- _Work instruction_
Every entry below should be restated word for word, except for its images.

------ Records for this task ------

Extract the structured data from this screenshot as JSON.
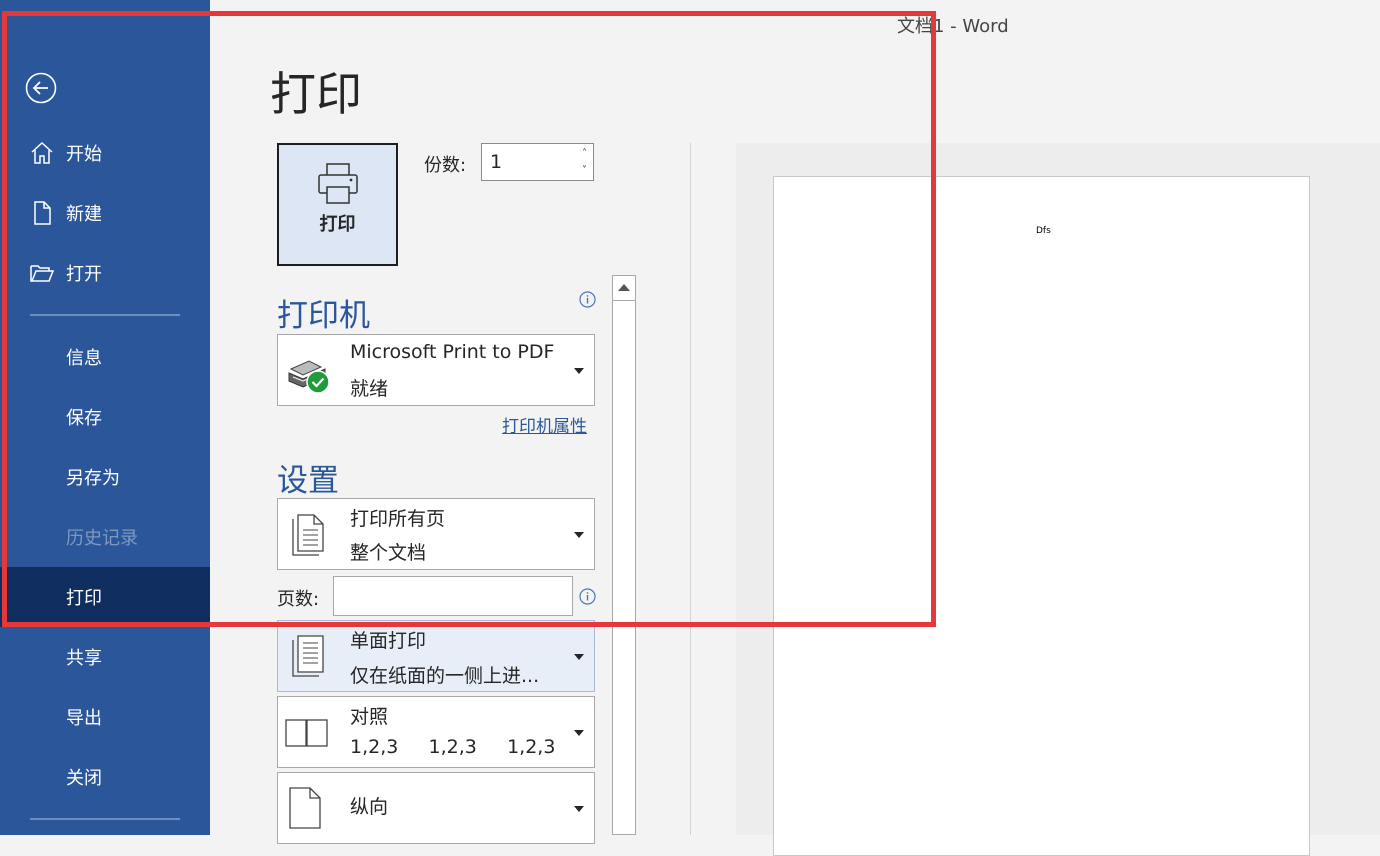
{
  "window": {
    "title": "文档1  -  Word"
  },
  "sidebar": {
    "back_icon": "back-arrow-icon",
    "items": [
      {
        "label": "开始",
        "icon": "home-icon",
        "state": "normal"
      },
      {
        "label": "新建",
        "icon": "new-doc-icon",
        "state": "normal"
      },
      {
        "label": "打开",
        "icon": "folder-open-icon",
        "state": "normal"
      },
      {
        "label": "信息",
        "state": "normal"
      },
      {
        "label": "保存",
        "state": "normal"
      },
      {
        "label": "另存为",
        "state": "normal"
      },
      {
        "label": "历史记录",
        "state": "disabled"
      },
      {
        "label": "打印",
        "state": "active"
      },
      {
        "label": "共享",
        "state": "normal"
      },
      {
        "label": "导出",
        "state": "normal"
      },
      {
        "label": "关闭",
        "state": "normal"
      }
    ]
  },
  "main": {
    "title": "打印",
    "print_button_label": "打印",
    "copies": {
      "label": "份数:",
      "value": "1"
    },
    "printer": {
      "heading": "打印机",
      "name": "Microsoft Print to PDF",
      "status": "就绪",
      "properties_link": "打印机属性"
    },
    "settings": {
      "heading": "设置",
      "range": {
        "line1": "打印所有页",
        "line2": "整个文档"
      },
      "pages_label": "页数:",
      "pages_value": "",
      "sides": {
        "line1": "单面打印",
        "line2": "仅在纸面的一侧上进..."
      },
      "collate": {
        "line1": "对照",
        "line2": "1,2,3     1,2,3     1,2,3"
      },
      "orientation": {
        "line1": "纵向"
      }
    }
  },
  "preview": {
    "text": "Dfs"
  },
  "colors": {
    "sidebar": "#2b579a",
    "sidebar_active": "#0f2d5e",
    "accent": "#2b579a",
    "annotation": "#e5383b"
  }
}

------

- _Answer to the exercise_
Extract the structured data from this screenshot as JSON.
{
  "window": {
    "title": "文档1  -  Word"
  },
  "sidebar": {
    "back_icon": "back-arrow-icon",
    "items": [
      {
        "label": "开始",
        "icon": "home-icon",
        "state": "normal"
      },
      {
        "label": "新建",
        "icon": "new-doc-icon",
        "state": "normal"
      },
      {
        "label": "打开",
        "icon": "folder-open-icon",
        "state": "normal"
      },
      {
        "label": "信息",
        "state": "normal"
      },
      {
        "label": "保存",
        "state": "normal"
      },
      {
        "label": "另存为",
        "state": "normal"
      },
      {
        "label": "历史记录",
        "state": "disabled"
      },
      {
        "label": "打印",
        "state": "active"
      },
      {
        "label": "共享",
        "state": "normal"
      },
      {
        "label": "导出",
        "state": "normal"
      },
      {
        "label": "关闭",
        "state": "normal"
      }
    ]
  },
  "main": {
    "title": "打印",
    "print_button_label": "打印",
    "copies": {
      "label": "份数:",
      "value": "1"
    },
    "printer": {
      "heading": "打印机",
      "name": "Microsoft Print to PDF",
      "status": "就绪",
      "properties_link": "打印机属性"
    },
    "settings": {
      "heading": "设置",
      "range": {
        "line1": "打印所有页",
        "line2": "整个文档"
      },
      "pages_label": "页数:",
      "pages_value": "",
      "sides": {
        "line1": "单面打印",
        "line2": "仅在纸面的一侧上进..."
      },
      "collate": {
        "line1": "对照",
        "line2": "1,2,3     1,2,3     1,2,3"
      },
      "orientation": {
        "line1": "纵向"
      }
    }
  },
  "preview": {
    "text": "Dfs"
  },
  "colors": {
    "sidebar": "#2b579a",
    "sidebar_active": "#0f2d5e",
    "accent": "#2b579a",
    "annotation": "#e5383b"
  }
}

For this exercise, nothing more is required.